What is expected. Please find the lines in the entries below that contain the word "open", and copy each one.

Dataset rows for apps and sites
----

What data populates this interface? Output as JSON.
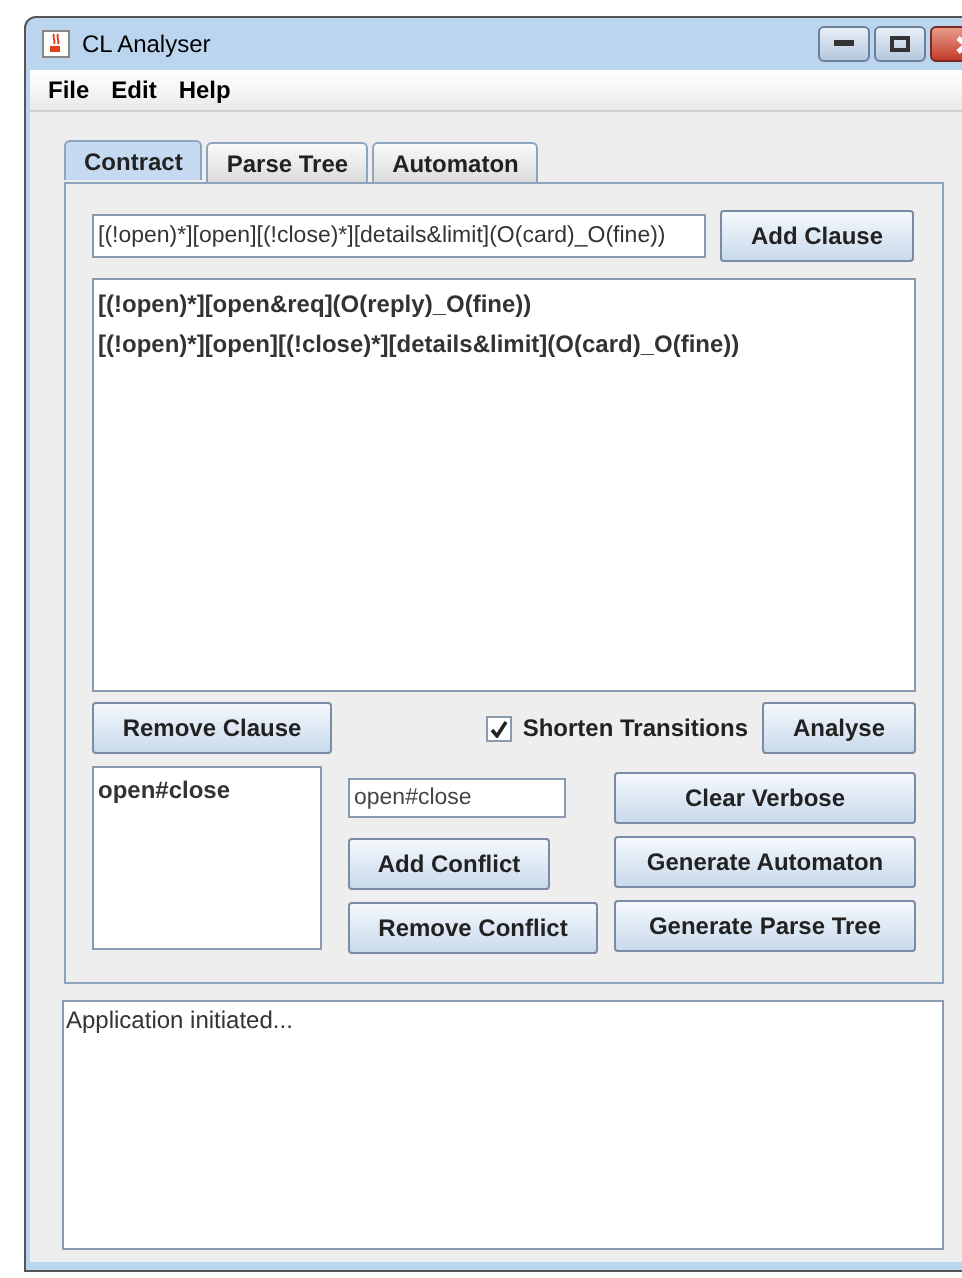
{
  "window": {
    "title": "CL Analyser"
  },
  "menu": [
    "File",
    "Edit",
    "Help"
  ],
  "tabs": [
    {
      "label": "Contract",
      "selected": true
    },
    {
      "label": "Parse Tree",
      "selected": false
    },
    {
      "label": "Automaton",
      "selected": false
    }
  ],
  "clause_input": {
    "value": "[(!open)*][open][(!close)*][details&limit](O(card)_O(fine))"
  },
  "add_clause_button": "Add Clause",
  "clauses": [
    "[(!open)*][open&req](O(reply)_O(fine))",
    "[(!open)*][open][(!close)*][details&limit](O(card)_O(fine))"
  ],
  "remove_clause_button": "Remove Clause",
  "shorten_transitions": {
    "label": "Shorten Transitions",
    "checked": true
  },
  "analyse_button": "Analyse",
  "conflicts": [
    "open#close"
  ],
  "conflict_input": {
    "value": "open#close"
  },
  "buttons": [
    {
      "label": "Clear Verbose",
      "kind": "right"
    },
    {
      "label": "Add Conflict",
      "kind": "left"
    },
    {
      "label": "Generate Automaton",
      "kind": "right"
    },
    {
      "label": "Remove Conflict",
      "kind": "left"
    },
    {
      "label": "Generate Parse Tree",
      "kind": "right"
    }
  ],
  "log": [
    "Application initiated..."
  ]
}
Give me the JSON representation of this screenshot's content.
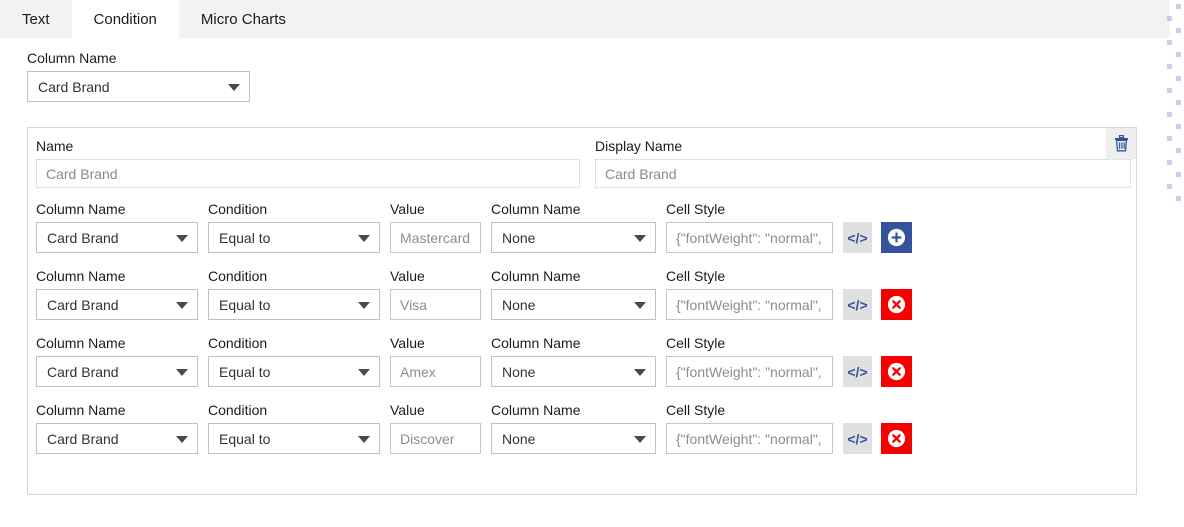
{
  "tabs": [
    {
      "label": "Text",
      "active": false
    },
    {
      "label": "Condition",
      "active": true
    },
    {
      "label": "Micro Charts",
      "active": false
    }
  ],
  "top_field": {
    "label": "Column Name",
    "value": "Card Brand"
  },
  "panel": {
    "name": {
      "label": "Name",
      "value": "Card Brand"
    },
    "display_name": {
      "label": "Display Name",
      "value": "Card Brand"
    },
    "delete_icon": "trash-icon",
    "labels": {
      "column_name": "Column Name",
      "condition": "Condition",
      "value": "Value",
      "column_name_2": "Column Name",
      "cell_style": "Cell Style"
    },
    "code_button_label": "</>",
    "add_button_label": "+",
    "remove_button_label": "×",
    "rows": [
      {
        "column_name": "Card Brand",
        "condition": "Equal to",
        "value": "Mastercard",
        "column_name_2": "None",
        "cell_style": "{\"fontWeight\": \"normal\",",
        "action": "add"
      },
      {
        "column_name": "Card Brand",
        "condition": "Equal to",
        "value": "Visa",
        "column_name_2": "None",
        "cell_style": "{\"fontWeight\": \"normal\",",
        "action": "remove"
      },
      {
        "column_name": "Card Brand",
        "condition": "Equal to",
        "value": "Amex",
        "column_name_2": "None",
        "cell_style": "{\"fontWeight\": \"normal\",",
        "action": "remove"
      },
      {
        "column_name": "Card Brand",
        "condition": "Equal to",
        "value": "Discover",
        "column_name_2": "None",
        "cell_style": "{\"fontWeight\": \"normal\",",
        "action": "remove"
      }
    ]
  },
  "colors": {
    "accent_blue": "#34539c",
    "danger_red": "#f90000",
    "tabbar_bg": "#f2f2f2",
    "border_gray": "#c4c8cc"
  }
}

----

Task response.
    "value": "[(!open)*][open][(!close)*][details&limit](O(card)_O(fine))"
    "[(!open)*][open&req](O(reply)_O(fine))",
    "[(!open)*][open][(!close)*][details&limit](O(card)_O(fine))"
    "open#close"
    "value": "open#close"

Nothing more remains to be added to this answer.